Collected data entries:
◇ ◇ ◇ ◇
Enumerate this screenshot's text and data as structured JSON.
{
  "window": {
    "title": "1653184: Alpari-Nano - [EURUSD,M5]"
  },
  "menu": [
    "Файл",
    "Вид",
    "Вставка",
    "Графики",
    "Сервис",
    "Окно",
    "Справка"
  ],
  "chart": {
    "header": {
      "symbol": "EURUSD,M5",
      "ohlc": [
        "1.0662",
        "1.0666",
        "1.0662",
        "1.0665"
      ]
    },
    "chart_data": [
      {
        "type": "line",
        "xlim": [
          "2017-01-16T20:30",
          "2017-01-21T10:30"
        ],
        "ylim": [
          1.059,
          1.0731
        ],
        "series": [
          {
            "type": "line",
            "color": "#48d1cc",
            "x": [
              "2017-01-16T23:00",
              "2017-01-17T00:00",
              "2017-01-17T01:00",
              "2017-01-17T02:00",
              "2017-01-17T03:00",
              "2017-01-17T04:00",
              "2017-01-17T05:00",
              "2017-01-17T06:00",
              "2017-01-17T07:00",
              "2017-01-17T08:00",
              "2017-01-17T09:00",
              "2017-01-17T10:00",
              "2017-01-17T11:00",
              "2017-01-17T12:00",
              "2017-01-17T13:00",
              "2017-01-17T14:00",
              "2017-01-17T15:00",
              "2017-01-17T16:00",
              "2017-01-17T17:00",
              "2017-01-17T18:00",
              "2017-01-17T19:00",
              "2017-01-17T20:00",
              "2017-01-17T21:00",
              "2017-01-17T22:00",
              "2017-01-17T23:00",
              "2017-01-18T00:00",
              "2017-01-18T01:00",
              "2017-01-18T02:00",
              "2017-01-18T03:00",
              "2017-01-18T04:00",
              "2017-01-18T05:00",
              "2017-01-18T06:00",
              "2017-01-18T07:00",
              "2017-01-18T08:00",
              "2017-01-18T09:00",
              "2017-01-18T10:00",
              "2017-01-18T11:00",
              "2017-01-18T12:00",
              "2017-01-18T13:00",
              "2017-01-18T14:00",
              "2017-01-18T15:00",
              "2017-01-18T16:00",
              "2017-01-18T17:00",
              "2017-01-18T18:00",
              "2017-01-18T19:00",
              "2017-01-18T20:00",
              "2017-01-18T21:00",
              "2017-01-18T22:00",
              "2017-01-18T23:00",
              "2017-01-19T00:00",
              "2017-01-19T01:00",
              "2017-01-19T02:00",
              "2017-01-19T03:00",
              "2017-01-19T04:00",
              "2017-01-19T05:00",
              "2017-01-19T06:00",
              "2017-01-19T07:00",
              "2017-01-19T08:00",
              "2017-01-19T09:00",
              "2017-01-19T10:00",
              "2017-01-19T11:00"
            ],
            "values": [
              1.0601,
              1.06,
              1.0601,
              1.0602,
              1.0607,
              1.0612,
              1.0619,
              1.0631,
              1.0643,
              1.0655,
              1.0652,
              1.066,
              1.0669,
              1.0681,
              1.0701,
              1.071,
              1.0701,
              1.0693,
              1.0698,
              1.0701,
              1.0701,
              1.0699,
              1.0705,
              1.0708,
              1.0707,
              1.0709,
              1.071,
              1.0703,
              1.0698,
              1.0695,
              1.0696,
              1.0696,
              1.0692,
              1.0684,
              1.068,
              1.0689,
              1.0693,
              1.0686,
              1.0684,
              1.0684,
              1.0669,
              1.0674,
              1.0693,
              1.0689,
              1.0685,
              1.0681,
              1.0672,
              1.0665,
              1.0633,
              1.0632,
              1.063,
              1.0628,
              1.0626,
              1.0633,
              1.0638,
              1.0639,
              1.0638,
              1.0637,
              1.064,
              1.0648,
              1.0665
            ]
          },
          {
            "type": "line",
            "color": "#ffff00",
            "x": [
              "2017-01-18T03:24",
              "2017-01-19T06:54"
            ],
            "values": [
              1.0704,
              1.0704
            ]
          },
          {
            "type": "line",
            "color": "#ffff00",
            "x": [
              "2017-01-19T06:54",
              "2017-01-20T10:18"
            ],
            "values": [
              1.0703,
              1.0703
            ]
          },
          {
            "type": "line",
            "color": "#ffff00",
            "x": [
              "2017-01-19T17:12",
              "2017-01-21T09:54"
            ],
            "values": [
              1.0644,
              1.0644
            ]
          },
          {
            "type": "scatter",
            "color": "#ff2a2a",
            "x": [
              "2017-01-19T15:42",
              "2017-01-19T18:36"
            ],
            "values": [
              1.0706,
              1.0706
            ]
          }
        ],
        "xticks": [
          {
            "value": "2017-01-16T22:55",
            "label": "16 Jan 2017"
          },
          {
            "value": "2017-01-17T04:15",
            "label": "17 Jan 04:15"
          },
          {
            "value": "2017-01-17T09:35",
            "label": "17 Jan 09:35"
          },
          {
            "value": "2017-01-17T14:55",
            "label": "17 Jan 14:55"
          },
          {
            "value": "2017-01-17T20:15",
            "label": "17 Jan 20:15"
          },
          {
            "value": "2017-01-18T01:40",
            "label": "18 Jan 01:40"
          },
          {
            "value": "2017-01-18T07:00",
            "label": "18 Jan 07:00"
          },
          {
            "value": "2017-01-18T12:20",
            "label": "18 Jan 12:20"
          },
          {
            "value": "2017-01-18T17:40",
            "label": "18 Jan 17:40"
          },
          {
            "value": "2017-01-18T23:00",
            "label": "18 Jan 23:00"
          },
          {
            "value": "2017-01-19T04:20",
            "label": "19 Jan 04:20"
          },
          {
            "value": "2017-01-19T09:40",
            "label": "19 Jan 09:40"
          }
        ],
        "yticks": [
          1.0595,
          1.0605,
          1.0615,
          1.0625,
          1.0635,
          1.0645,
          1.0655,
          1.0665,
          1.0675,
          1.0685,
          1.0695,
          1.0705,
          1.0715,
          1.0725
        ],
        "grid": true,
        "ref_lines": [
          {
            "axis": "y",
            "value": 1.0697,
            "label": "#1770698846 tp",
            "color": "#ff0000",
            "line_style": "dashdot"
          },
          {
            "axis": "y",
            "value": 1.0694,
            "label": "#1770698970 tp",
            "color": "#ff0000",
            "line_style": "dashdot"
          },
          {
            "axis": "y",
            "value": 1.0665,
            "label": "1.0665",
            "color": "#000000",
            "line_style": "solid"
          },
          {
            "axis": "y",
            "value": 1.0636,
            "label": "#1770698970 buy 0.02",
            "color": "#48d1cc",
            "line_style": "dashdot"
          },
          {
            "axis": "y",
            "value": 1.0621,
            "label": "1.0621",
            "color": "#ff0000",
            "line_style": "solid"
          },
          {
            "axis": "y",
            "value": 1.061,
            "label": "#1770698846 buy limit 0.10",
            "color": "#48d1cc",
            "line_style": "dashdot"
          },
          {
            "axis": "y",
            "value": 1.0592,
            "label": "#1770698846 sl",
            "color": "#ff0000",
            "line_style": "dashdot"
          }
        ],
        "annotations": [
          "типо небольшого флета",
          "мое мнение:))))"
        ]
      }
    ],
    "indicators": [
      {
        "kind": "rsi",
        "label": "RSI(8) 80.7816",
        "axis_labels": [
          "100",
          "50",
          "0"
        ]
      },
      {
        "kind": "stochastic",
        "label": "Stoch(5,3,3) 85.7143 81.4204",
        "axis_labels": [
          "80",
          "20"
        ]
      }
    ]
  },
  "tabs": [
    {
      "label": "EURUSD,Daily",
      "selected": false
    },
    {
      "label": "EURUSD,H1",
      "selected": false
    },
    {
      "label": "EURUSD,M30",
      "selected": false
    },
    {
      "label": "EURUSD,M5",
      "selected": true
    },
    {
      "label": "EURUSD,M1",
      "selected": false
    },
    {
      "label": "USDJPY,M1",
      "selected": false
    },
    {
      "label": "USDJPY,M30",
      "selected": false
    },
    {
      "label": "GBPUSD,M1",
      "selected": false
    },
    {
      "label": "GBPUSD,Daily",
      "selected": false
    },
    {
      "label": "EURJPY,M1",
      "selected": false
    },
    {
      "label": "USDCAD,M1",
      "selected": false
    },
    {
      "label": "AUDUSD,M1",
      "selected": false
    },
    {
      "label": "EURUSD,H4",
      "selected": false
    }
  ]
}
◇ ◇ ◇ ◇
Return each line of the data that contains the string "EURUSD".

ANSWER AREA –
    "title": "1653184: Alpari-Nano - [EURUSD,M5]"
      "symbol": "EURUSD,M5",
      "label": "EURUSD,Daily",
      "label": "EURUSD,H1",
      "label": "EURUSD,M30",
      "label": "EURUSD,M5",
      "label": "EURUSD,M1",
      "label": "EURUSD,H4",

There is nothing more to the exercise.